“A river issues forth from Eden to water the garden,
and from there it is divided and becomes four headwaters.” (Genesis 2:10)
Volume VII of The Melton Center for Jewish Education in the Diaspora’s series in Jewish Education explores the origins of Jewish educational institutions. It is instructive to know how things begin and often surprising to see how they change over time. This week’s parasha (portion) is a good example.
Parashat B’reishit begins the annual cycle of Torah reading by describing the origins of the world. It opens with the six days of creation, declaring God’s sovereignty over the entire universe. Humanity is created on the sixth day. Adam and Eve are assigned to live in Gan Eiden, the Garden of Eden, and it all goes downhill from there.

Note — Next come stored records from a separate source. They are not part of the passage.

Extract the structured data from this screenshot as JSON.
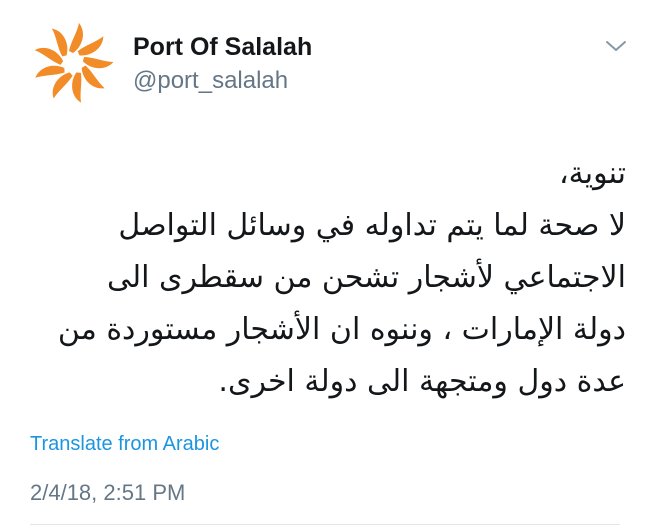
{
  "account": {
    "display_name": "Port Of Salalah",
    "handle": "@port_salalah",
    "avatar_icon": "sunburst-logo-icon",
    "avatar_color": "#f28c28"
  },
  "menu": {
    "icon": "chevron-down-icon"
  },
  "tweet": {
    "lines": [
      "تنوية،",
      "لا صحة لما يتم تداوله في وسائل التواصل",
      "الاجتماعي لأشجار تشحن من سقطرى الى",
      "دولة الإمارات ، وننوه ان الأشجار مستوردة من",
      "عدة دول ومتجهة الى دولة اخرى."
    ]
  },
  "translate_label": "Translate from Arabic",
  "timestamp": "2/4/18, 2:51 PM",
  "colors": {
    "link": "#1b95e0",
    "secondary_text": "#657786",
    "brand_orange": "#f28c28"
  }
}
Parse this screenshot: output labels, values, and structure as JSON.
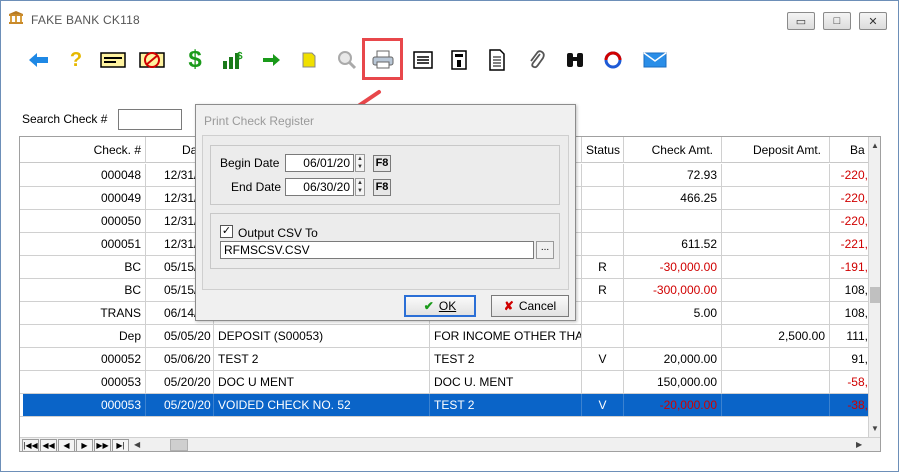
{
  "window": {
    "title": "FAKE BANK  CK118",
    "controls": {
      "minimize": "▭",
      "restore": "□",
      "close": "✕"
    }
  },
  "toolbar": {
    "items": [
      {
        "name": "back-arrow-icon",
        "glyph": "🡄",
        "color": "#1e88e5"
      },
      {
        "name": "help-icon",
        "glyph": "?",
        "color": "#e6b800"
      },
      {
        "name": "check-icon"
      },
      {
        "name": "void-check-icon"
      },
      {
        "name": "dollar-icon",
        "glyph": "$",
        "color": "#1a9a1a"
      },
      {
        "name": "deposit-chart-icon"
      },
      {
        "name": "transfer-arrow-icon",
        "glyph": "➡",
        "color": "#1a9a1a"
      },
      {
        "name": "note-icon"
      },
      {
        "name": "magnifier-icon",
        "glyph": "🔍"
      },
      {
        "name": "printer-icon",
        "glyph": "🖶"
      },
      {
        "name": "list-icon"
      },
      {
        "name": "calculator-icon"
      },
      {
        "name": "document-icon"
      },
      {
        "name": "paperclip-icon",
        "glyph": "📎"
      },
      {
        "name": "binoculars-icon"
      },
      {
        "name": "refresh-icon",
        "glyph": "⟳",
        "color": "#d00000"
      },
      {
        "name": "email-icon",
        "glyph": "✉",
        "color": "#1e88e5"
      }
    ]
  },
  "search": {
    "label": "Search Check #",
    "value": ""
  },
  "grid": {
    "headers": [
      "Check. #",
      "Da",
      "",
      "",
      "Status",
      "Check Amt.",
      "Deposit Amt.",
      "Ba"
    ],
    "rows": [
      {
        "check": "000048",
        "date": "12/31/",
        "payee": "",
        "memo": "",
        "status": "",
        "check_amt": "72.93",
        "deposit_amt": "",
        "balance": "-220,",
        "check_neg": false,
        "bal_neg": true
      },
      {
        "check": "000049",
        "date": "12/31/",
        "payee": "",
        "memo": "",
        "status": "",
        "check_amt": "466.25",
        "deposit_amt": "",
        "balance": "-220,",
        "check_neg": false,
        "bal_neg": true
      },
      {
        "check": "000050",
        "date": "12/31/",
        "payee": "",
        "memo": "",
        "status": "",
        "check_amt": "",
        "deposit_amt": "",
        "balance": "-220,",
        "check_neg": false,
        "bal_neg": true
      },
      {
        "check": "000051",
        "date": "12/31/",
        "payee": "",
        "memo": "",
        "status": "",
        "check_amt": "611.52",
        "deposit_amt": "",
        "balance": "-221,",
        "check_neg": false,
        "bal_neg": true
      },
      {
        "check": "BC",
        "date": "05/15/",
        "payee": "",
        "memo": "",
        "status": "R",
        "check_amt": "-30,000.00",
        "deposit_amt": "",
        "balance": "-191,",
        "check_neg": true,
        "bal_neg": true
      },
      {
        "check": "BC",
        "date": "05/15/",
        "payee": "",
        "memo": "",
        "status": "R",
        "check_amt": "-300,000.00",
        "deposit_amt": "",
        "balance": "108,",
        "check_neg": true,
        "bal_neg": false
      },
      {
        "check": "TRANS",
        "date": "06/14/",
        "payee": "",
        "memo": "",
        "status": "",
        "check_amt": "5.00",
        "deposit_amt": "",
        "balance": "108,",
        "check_neg": false,
        "bal_neg": false
      },
      {
        "check": "Dep",
        "date": "05/05/20",
        "payee": "DEPOSIT (S00053)",
        "memo": "FOR INCOME OTHER THAN",
        "status": "",
        "check_amt": "",
        "deposit_amt": "2,500.00",
        "balance": "111,",
        "check_neg": false,
        "bal_neg": false
      },
      {
        "check": "000052",
        "date": "05/06/20",
        "payee": "TEST 2",
        "memo": "TEST 2",
        "status": "V",
        "check_amt": "20,000.00",
        "deposit_amt": "",
        "balance": "91,",
        "check_neg": false,
        "bal_neg": false
      },
      {
        "check": "000053",
        "date": "05/20/20",
        "payee": "DOC U MENT",
        "memo": "DOC U. MENT",
        "status": "",
        "check_amt": "150,000.00",
        "deposit_amt": "",
        "balance": "-58,",
        "check_neg": false,
        "bal_neg": true
      },
      {
        "check": "000053",
        "date": "05/20/20",
        "payee": "VOIDED CHECK NO.     52",
        "memo": "TEST 2",
        "status": "V",
        "check_amt": "-20,000.00",
        "deposit_amt": "",
        "balance": "-38,",
        "check_neg": true,
        "bal_neg": true,
        "selected": true
      }
    ],
    "nav": [
      "|◀◀",
      "◀◀",
      "◀",
      "▶",
      "▶▶",
      "▶|"
    ]
  },
  "dialog": {
    "title": "Print Check Register",
    "begin_date_label": "Begin Date",
    "begin_date": "06/01/20",
    "end_date_label": "End Date",
    "end_date": "06/30/20",
    "f8_label": "F8",
    "output_csv_label": "Output CSV To",
    "output_csv_checked": true,
    "csv_path": "RFMSCSV.CSV",
    "browse_label": "...",
    "ok_label": "OK",
    "cancel_label": "Cancel"
  },
  "colors": {
    "selection": "#0a64c8",
    "negative": "#d00000",
    "highlight": "#e8474b"
  }
}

The Biblical Gan Eiden is not the “Paradise” we think of nowadays; it is a physical place where Adam and Eve live, and a place they must care for (Gen. 2:10-15). Only during the early rabbinic period (70-500 CE) does it become the Gan Eiden of the El Malei Rachamim prayer of Yizkor, the memorial service: a place of spiritual perfection and the place where the righteous are rewarded with eternal afterlife. It stands in opposition to Gehinom, a place of punishment for the wicked (Babylonian Talmud, Brachot 28b). The path to Gan Eiden remains unclear: righteous souls might go directly after death or they might go at some time in the future. In other rabbinic sources, Gan Eiden is only for the resurrected dead at the end of time.
Joni Mitchell’s lyric, “And we’ve got to get ourselves/Back to the garden” conveys a contemporary sentiment: a nostalgic longing for a mythical past (Gan Eiden) that most likely never was. Our understanding of Gan Eiden may change over time but our need to believe in Gan Eiden remains constant.
Gut Yontif/Chag Sameach
Gut Shabbos/Shabbat Shalom